* _Required work_:
Quote each record exactly, please, leaving none out.

* _Supplied records_:
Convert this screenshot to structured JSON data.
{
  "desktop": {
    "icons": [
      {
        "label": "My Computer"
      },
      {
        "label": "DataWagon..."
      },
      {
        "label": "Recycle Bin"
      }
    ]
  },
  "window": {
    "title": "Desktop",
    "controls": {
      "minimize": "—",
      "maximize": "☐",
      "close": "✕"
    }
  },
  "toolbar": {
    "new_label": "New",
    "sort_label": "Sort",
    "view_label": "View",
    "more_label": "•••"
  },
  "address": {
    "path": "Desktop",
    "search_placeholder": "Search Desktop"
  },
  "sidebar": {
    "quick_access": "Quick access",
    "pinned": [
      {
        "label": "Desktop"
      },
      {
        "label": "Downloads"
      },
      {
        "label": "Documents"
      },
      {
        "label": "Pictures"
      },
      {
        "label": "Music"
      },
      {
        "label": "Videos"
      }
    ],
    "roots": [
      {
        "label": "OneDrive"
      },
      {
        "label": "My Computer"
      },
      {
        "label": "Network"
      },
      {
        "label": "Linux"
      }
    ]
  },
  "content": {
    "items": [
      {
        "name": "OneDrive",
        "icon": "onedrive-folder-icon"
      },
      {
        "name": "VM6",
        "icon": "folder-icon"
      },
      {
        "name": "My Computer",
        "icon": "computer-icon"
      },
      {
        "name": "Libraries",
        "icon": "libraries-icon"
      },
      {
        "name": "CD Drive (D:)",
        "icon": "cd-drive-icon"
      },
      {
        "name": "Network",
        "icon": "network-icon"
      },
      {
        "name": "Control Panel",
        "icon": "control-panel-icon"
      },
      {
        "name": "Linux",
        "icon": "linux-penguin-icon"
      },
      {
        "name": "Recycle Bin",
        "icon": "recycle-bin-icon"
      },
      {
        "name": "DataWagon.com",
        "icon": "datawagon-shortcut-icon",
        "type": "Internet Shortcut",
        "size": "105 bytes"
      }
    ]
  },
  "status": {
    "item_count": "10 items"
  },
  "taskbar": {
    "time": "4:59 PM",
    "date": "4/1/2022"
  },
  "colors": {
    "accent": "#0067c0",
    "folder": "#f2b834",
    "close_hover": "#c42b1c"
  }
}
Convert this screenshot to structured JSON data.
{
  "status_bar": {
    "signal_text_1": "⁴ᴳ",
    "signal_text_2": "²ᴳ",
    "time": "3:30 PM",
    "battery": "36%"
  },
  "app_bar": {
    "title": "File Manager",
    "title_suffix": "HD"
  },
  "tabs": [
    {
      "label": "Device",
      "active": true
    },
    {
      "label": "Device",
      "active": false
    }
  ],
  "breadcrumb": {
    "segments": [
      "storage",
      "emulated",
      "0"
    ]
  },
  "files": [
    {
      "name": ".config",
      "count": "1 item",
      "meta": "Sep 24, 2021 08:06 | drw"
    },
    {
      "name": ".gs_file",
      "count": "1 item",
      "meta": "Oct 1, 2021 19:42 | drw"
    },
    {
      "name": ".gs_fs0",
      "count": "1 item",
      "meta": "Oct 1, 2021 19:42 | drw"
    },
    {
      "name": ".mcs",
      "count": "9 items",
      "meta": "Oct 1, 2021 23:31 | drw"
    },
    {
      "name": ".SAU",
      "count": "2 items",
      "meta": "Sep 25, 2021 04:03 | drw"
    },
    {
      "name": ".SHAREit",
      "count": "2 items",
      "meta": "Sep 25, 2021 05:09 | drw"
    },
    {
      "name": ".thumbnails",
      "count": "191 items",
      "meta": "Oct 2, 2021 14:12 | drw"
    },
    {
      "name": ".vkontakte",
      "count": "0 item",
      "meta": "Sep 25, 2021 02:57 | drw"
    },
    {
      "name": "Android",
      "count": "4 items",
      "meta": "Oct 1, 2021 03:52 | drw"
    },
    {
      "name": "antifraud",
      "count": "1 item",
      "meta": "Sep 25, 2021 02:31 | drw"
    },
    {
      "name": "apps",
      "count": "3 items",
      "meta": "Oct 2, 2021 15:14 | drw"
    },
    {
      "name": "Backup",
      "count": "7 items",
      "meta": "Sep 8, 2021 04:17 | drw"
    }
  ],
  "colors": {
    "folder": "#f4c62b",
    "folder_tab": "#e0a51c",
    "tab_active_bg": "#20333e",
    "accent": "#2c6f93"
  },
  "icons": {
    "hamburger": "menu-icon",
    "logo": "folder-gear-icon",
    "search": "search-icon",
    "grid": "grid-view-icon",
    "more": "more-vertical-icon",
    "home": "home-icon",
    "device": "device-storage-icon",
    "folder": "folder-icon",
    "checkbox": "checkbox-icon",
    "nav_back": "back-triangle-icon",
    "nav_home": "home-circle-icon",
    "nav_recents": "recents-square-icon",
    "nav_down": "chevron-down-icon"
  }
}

* _Exercise response_:
Convert this screenshot to structured JSON data.
{
  "desktop": {
    "icons": [
      {
        "label": "My Computer"
      },
      {
        "label": "DataWagon..."
      },
      {
        "label": "Recycle Bin"
      }
    ]
  },
  "window": {
    "title": "Desktop",
    "controls": {
      "minimize": "—",
      "maximize": "☐",
      "close": "✕"
    }
  },
  "toolbar": {
    "new_label": "New",
    "sort_label": "Sort",
    "view_label": "View",
    "more_label": "•••"
  },
  "address": {
    "path": "Desktop",
    "search_placeholder": "Search Desktop"
  },
  "sidebar": {
    "quick_access": "Quick access",
    "pinned": [
      {
        "label": "Desktop"
      },
      {
        "label": "Downloads"
      },
      {
        "label": "Documents"
      },
      {
        "label": "Pictures"
      },
      {
        "label": "Music"
      },
      {
        "label": "Videos"
      }
    ],
    "roots": [
      {
        "label": "OneDrive"
      },
      {
        "label": "My Computer"
      },
      {
        "label": "Network"
      },
      {
        "label": "Linux"
      }
    ]
  },
  "content": {
    "items": [
      {
        "name": "OneDrive",
        "icon": "onedrive-folder-icon"
      },
      {
        "name": "VM6",
        "icon": "folder-icon"
      },
      {
        "name": "My Computer",
        "icon": "computer-icon"
      },
      {
        "name": "Libraries",
        "icon": "libraries-icon"
      },
      {
        "name": "CD Drive (D:)",
        "icon": "cd-drive-icon"
      },
      {
        "name": "Network",
        "icon": "network-icon"
      },
      {
        "name": "Control Panel",
        "icon": "control-panel-icon"
      },
      {
        "name": "Linux",
        "icon": "linux-penguin-icon"
      },
      {
        "name": "Recycle Bin",
        "icon": "recycle-bin-icon"
      },
      {
        "name": "DataWagon.com",
        "icon": "datawagon-shortcut-icon",
        "type": "Internet Shortcut",
        "size": "105 bytes"
      }
    ]
  },
  "status": {
    "item_count": "10 items"
  },
  "taskbar": {
    "time": "4:59 PM",
    "date": "4/1/2022"
  },
  "colors": {
    "accent": "#0067c0",
    "folder": "#f2b834",
    "close_hover": "#c42b1c"
  }
}
Convert this screenshot to structured JSON data.
{
  "status_bar": {
    "signal_text_1": "⁴ᴳ",
    "signal_text_2": "²ᴳ",
    "time": "3:30 PM",
    "battery": "36%"
  },
  "app_bar": {
    "title": "File Manager",
    "title_suffix": "HD"
  },
  "tabs": [
    {
      "label": "Device",
      "active": true
    },
    {
      "label": "Device",
      "active": false
    }
  ],
  "breadcrumb": {
    "segments": [
      "storage",
      "emulated",
      "0"
    ]
  },
  "files": [
    {
      "name": ".config",
      "count": "1 item",
      "meta": "Sep 24, 2021 08:06 | drw"
    },
    {
      "name": ".gs_file",
      "count": "1 item",
      "meta": "Oct 1, 2021 19:42 | drw"
    },
    {
      "name": ".gs_fs0",
      "count": "1 item",
      "meta": "Oct 1, 2021 19:42 | drw"
    },
    {
      "name": ".mcs",
      "count": "9 items",
      "meta": "Oct 1, 2021 23:31 | drw"
    },
    {
      "name": ".SAU",
      "count": "2 items",
      "meta": "Sep 25, 2021 04:03 | drw"
    },
    {
      "name": ".SHAREit",
      "count": "2 items",
      "meta": "Sep 25, 2021 05:09 | drw"
    },
    {
      "name": ".thumbnails",
      "count": "191 items",
      "meta": "Oct 2, 2021 14:12 | drw"
    },
    {
      "name": ".vkontakte",
      "count": "0 item",
      "meta": "Sep 25, 2021 02:57 | drw"
    },
    {
      "name": "Android",
      "count": "4 items",
      "meta": "Oct 1, 2021 03:52 | drw"
    },
    {
      "name": "antifraud",
      "count": "1 item",
      "meta": "Sep 25, 2021 02:31 | drw"
    },
    {
      "name": "apps",
      "count": "3 items",
      "meta": "Oct 2, 2021 15:14 | drw"
    },
    {
      "name": "Backup",
      "count": "7 items",
      "meta": "Sep 8, 2021 04:17 | drw"
    }
  ],
  "colors": {
    "folder": "#f4c62b",
    "folder_tab": "#e0a51c",
    "tab_active_bg": "#20333e",
    "accent": "#2c6f93"
  },
  "icons": {
    "hamburger": "menu-icon",
    "logo": "folder-gear-icon",
    "search": "search-icon",
    "grid": "grid-view-icon",
    "more": "more-vertical-icon",
    "home": "home-icon",
    "device": "device-storage-icon",
    "folder": "folder-icon",
    "checkbox": "checkbox-icon",
    "nav_back": "back-triangle-icon",
    "nav_home": "home-circle-icon",
    "nav_recents": "recents-square-icon",
    "nav_down": "chevron-down-icon"
  }
}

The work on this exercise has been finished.